Start of Block

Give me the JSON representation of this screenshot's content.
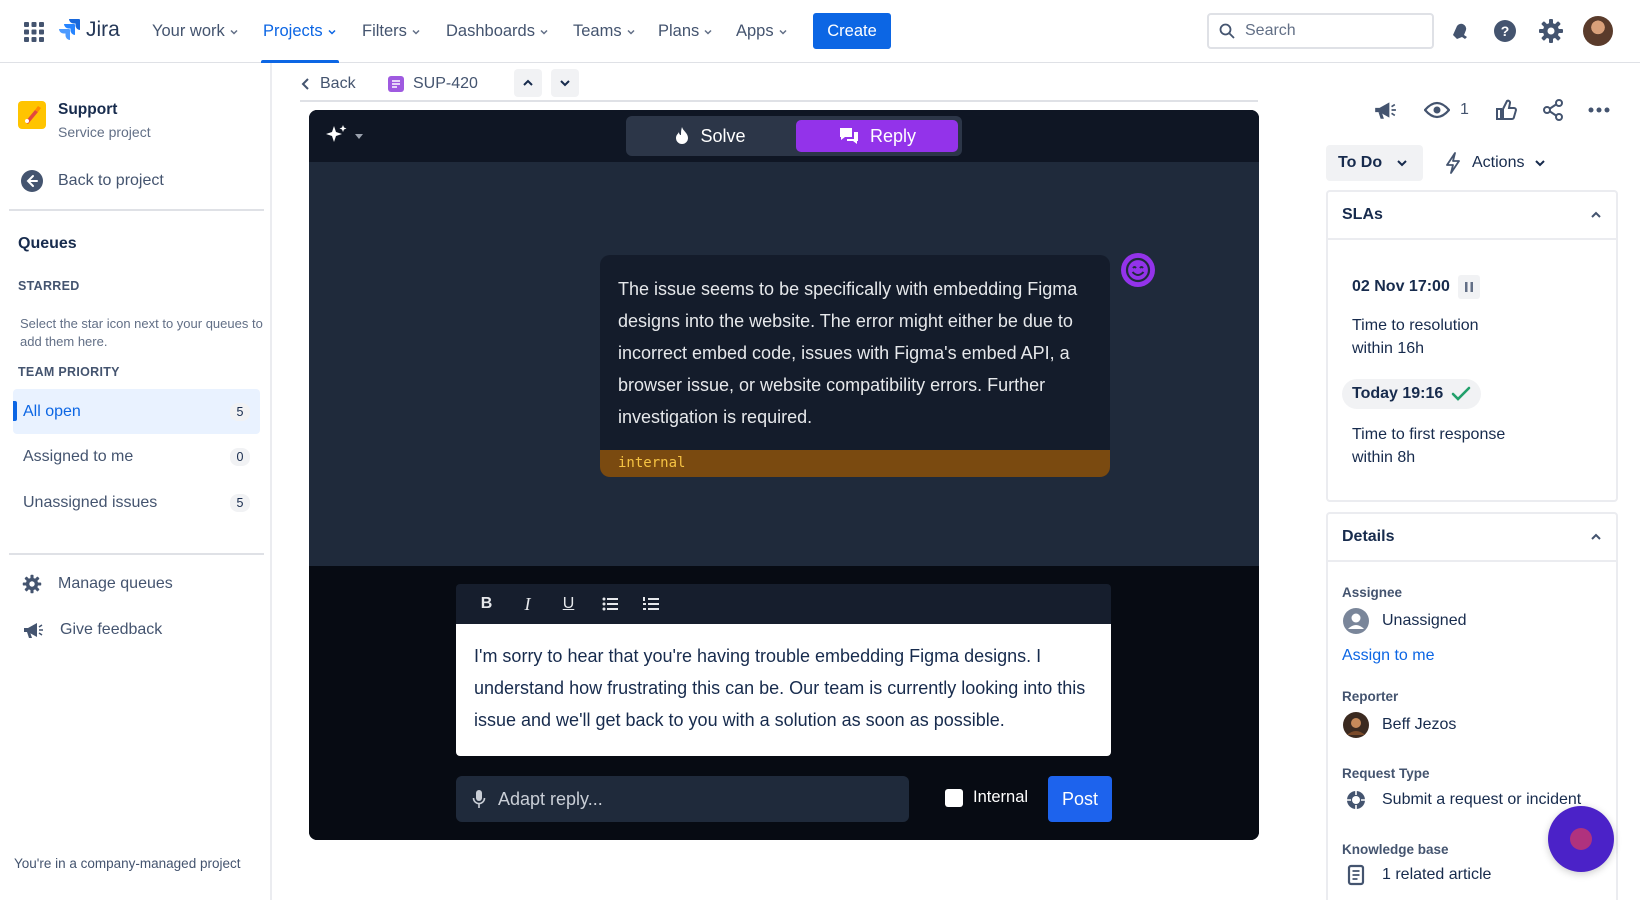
{
  "nav": {
    "app_name": "Jira",
    "items": [
      {
        "label": "Your work"
      },
      {
        "label": "Projects"
      },
      {
        "label": "Filters"
      },
      {
        "label": "Dashboards"
      },
      {
        "label": "Teams"
      },
      {
        "label": "Plans"
      },
      {
        "label": "Apps"
      }
    ],
    "active_item": "Projects",
    "create_label": "Create",
    "search_placeholder": "Search",
    "accent_color": "#0c66e4"
  },
  "sidebar": {
    "project_name": "Support",
    "project_type": "Service project",
    "back_label": "Back to project",
    "queues_heading": "Queues",
    "starred_label": "STARRED",
    "starred_desc": "Select the star icon next to your queues to add them here.",
    "team_priority_label": "TEAM PRIORITY",
    "queues": [
      {
        "label": "All open",
        "count": "5",
        "selected": true
      },
      {
        "label": "Assigned to me",
        "count": "0",
        "selected": false
      },
      {
        "label": "Unassigned issues",
        "count": "5",
        "selected": false
      }
    ],
    "manage_label": "Manage queues",
    "feedback_label": "Give feedback",
    "footer": "You're in a company-managed project"
  },
  "breadcrumb": {
    "back_label": "Back",
    "issue_key": "SUP-420"
  },
  "ai_panel": {
    "solve_label": "Solve",
    "reply_label": "Reply",
    "active_tab": "Reply",
    "message": "The issue seems to be specifically with embedding Figma designs into the website. The error might either be due to incorrect embed code, issues with Figma's embed API, a browser issue, or website compatibility errors. Further investigation is required.",
    "message_tag": "internal",
    "reply_text": "I'm sorry to hear that you're having trouble embedding Figma designs. I understand how frustrating this can be. Our team is currently looking into this issue and we'll get back to you with a solution as soon as possible.",
    "adapt_placeholder": "Adapt reply...",
    "internal_label": "Internal",
    "internal_checked": false,
    "post_label": "Post",
    "reply_accent": "#9333ea"
  },
  "issue_side": {
    "watchers": "1",
    "status": "To Do",
    "actions_label": "Actions",
    "slas": {
      "heading": "SLAs",
      "items": [
        {
          "date": "02 Nov 17:00",
          "label": "Time to resolution",
          "within": "within 16h",
          "state": "paused"
        },
        {
          "date": "Today 19:16",
          "label": "Time to first response",
          "within": "within 8h",
          "state": "met"
        }
      ]
    },
    "details": {
      "heading": "Details",
      "assignee_label": "Assignee",
      "assignee": "Unassigned",
      "assign_link": "Assign to me",
      "reporter_label": "Reporter",
      "reporter": "Beff Jezos",
      "request_type_label": "Request Type",
      "request_type": "Submit a request or incident",
      "kb_label": "Knowledge base",
      "kb_value": "1 related article"
    }
  }
}
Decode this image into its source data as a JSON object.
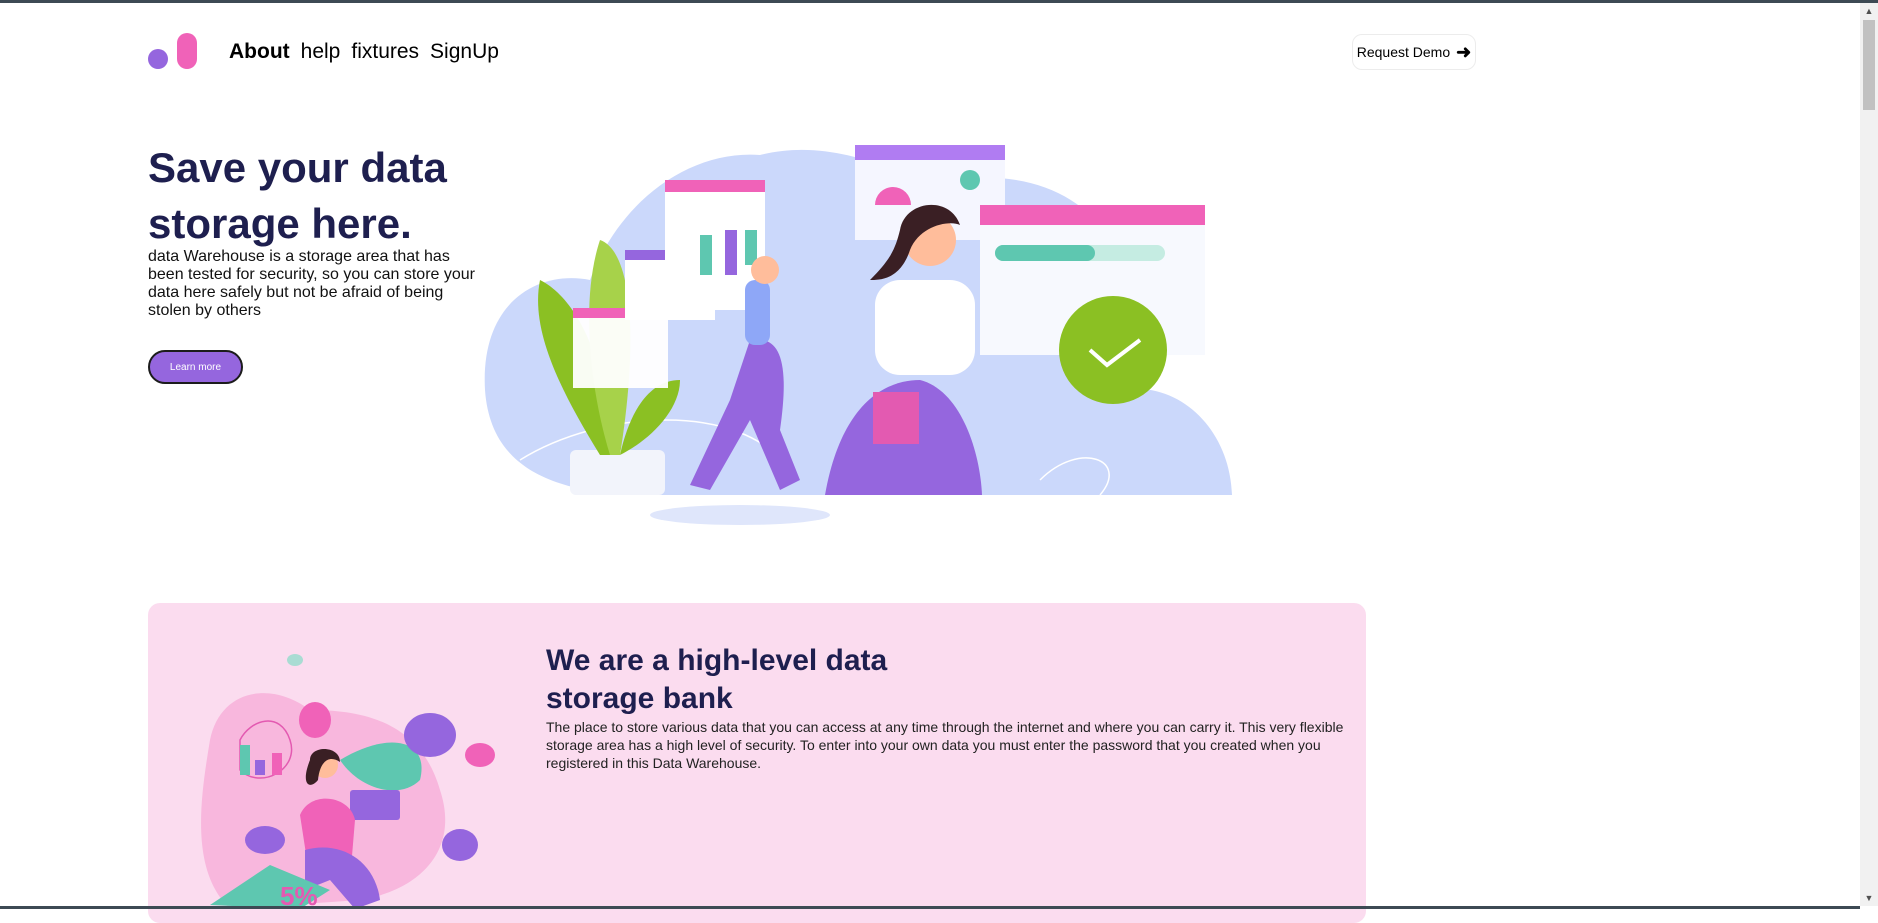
{
  "nav": {
    "items": [
      {
        "label": "About",
        "active": true
      },
      {
        "label": "help",
        "active": false
      },
      {
        "label": "fixtures",
        "active": false
      },
      {
        "label": "SignUp",
        "active": false
      }
    ],
    "request_demo": "Request Demo",
    "arrow_icon": "arrow-right-icon"
  },
  "hero": {
    "title": "Save your data storage here.",
    "description": "data Warehouse is a storage area that has been tested for security, so you can store your data here safely but not be afraid of being stolen by others",
    "cta": "Learn more"
  },
  "about": {
    "title": "We are a high-level data storage bank",
    "description": "The place to store various data that you can access at any time through the internet and where you can carry it. This very flexible storage area has a high level of security. To enter into your own data you must enter the password that you created when you registered in this Data Warehouse.",
    "illustration_text": "5%"
  },
  "colors": {
    "heading": "#1e1f4f",
    "accent_purple": "#9566de",
    "accent_pink": "#f062b8",
    "card_bg": "#fbdcef",
    "hero_blob": "#cbd8fb",
    "check_green": "#8bc023"
  }
}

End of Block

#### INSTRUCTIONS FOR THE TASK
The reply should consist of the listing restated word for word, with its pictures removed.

#### SOLUTION TO THE PROBLEM
Give me the JSON representation of this screenshot's content.
{
  "nav": {
    "app_name": "Jira",
    "items": [
      {
        "label": "Your work"
      },
      {
        "label": "Projects"
      },
      {
        "label": "Filters"
      },
      {
        "label": "Dashboards"
      },
      {
        "label": "Teams"
      },
      {
        "label": "Plans"
      },
      {
        "label": "Apps"
      }
    ],
    "active_item": "Projects",
    "create_label": "Create",
    "search_placeholder": "Search",
    "accent_color": "#0c66e4"
  },
  "sidebar": {
    "project_name": "Support",
    "project_type": "Service project",
    "back_label": "Back to project",
    "queues_heading": "Queues",
    "starred_label": "STARRED",
    "starred_desc": "Select the star icon next to your queues to add them here.",
    "team_priority_label": "TEAM PRIORITY",
    "queues": [
      {
        "label": "All open",
        "count": "5",
        "selected": true
      },
      {
        "label": "Assigned to me",
        "count": "0",
        "selected": false
      },
      {
        "label": "Unassigned issues",
        "count": "5",
        "selected": false
      }
    ],
    "manage_label": "Manage queues",
    "feedback_label": "Give feedback",
    "footer": "You're in a company-managed project"
  },
  "breadcrumb": {
    "back_label": "Back",
    "issue_key": "SUP-420"
  },
  "ai_panel": {
    "solve_label": "Solve",
    "reply_label": "Reply",
    "active_tab": "Reply",
    "message": "The issue seems to be specifically with embedding Figma designs into the website. The error might either be due to incorrect embed code, issues with Figma's embed API, a browser issue, or website compatibility errors. Further investigation is required.",
    "message_tag": "internal",
    "reply_text": "I'm sorry to hear that you're having trouble embedding Figma designs. I understand how frustrating this can be. Our team is currently looking into this issue and we'll get back to you with a solution as soon as possible.",
    "adapt_placeholder": "Adapt reply...",
    "internal_label": "Internal",
    "internal_checked": false,
    "post_label": "Post",
    "reply_accent": "#9333ea"
  },
  "issue_side": {
    "watchers": "1",
    "status": "To Do",
    "actions_label": "Actions",
    "slas": {
      "heading": "SLAs",
      "items": [
        {
          "date": "02 Nov 17:00",
          "label": "Time to resolution",
          "within": "within 16h",
          "state": "paused"
        },
        {
          "date": "Today 19:16",
          "label": "Time to first response",
          "within": "within 8h",
          "state": "met"
        }
      ]
    },
    "details": {
      "heading": "Details",
      "assignee_label": "Assignee",
      "assignee": "Unassigned",
      "assign_link": "Assign to me",
      "reporter_label": "Reporter",
      "reporter": "Beff Jezos",
      "request_type_label": "Request Type",
      "request_type": "Submit a request or incident",
      "kb_label": "Knowledge base",
      "kb_value": "1 related article"
    }
  }
}
Decode this image into its source data as a JSON object.
{
  "nav": {
    "items": [
      {
        "label": "About",
        "active": true
      },
      {
        "label": "help",
        "active": false
      },
      {
        "label": "fixtures",
        "active": false
      },
      {
        "label": "SignUp",
        "active": false
      }
    ],
    "request_demo": "Request Demo",
    "arrow_icon": "arrow-right-icon"
  },
  "hero": {
    "title": "Save your data storage here.",
    "description": "data Warehouse is a storage area that has been tested for security, so you can store your data here safely but not be afraid of being stolen by others",
    "cta": "Learn more"
  },
  "about": {
    "title": "We are a high-level data storage bank",
    "description": "The place to store various data that you can access at any time through the internet and where you can carry it. This very flexible storage area has a high level of security. To enter into your own data you must enter the password that you created when you registered in this Data Warehouse.",
    "illustration_text": "5%"
  },
  "colors": {
    "heading": "#1e1f4f",
    "accent_purple": "#9566de",
    "accent_pink": "#f062b8",
    "card_bg": "#fbdcef",
    "hero_blob": "#cbd8fb",
    "check_green": "#8bc023"
  }
}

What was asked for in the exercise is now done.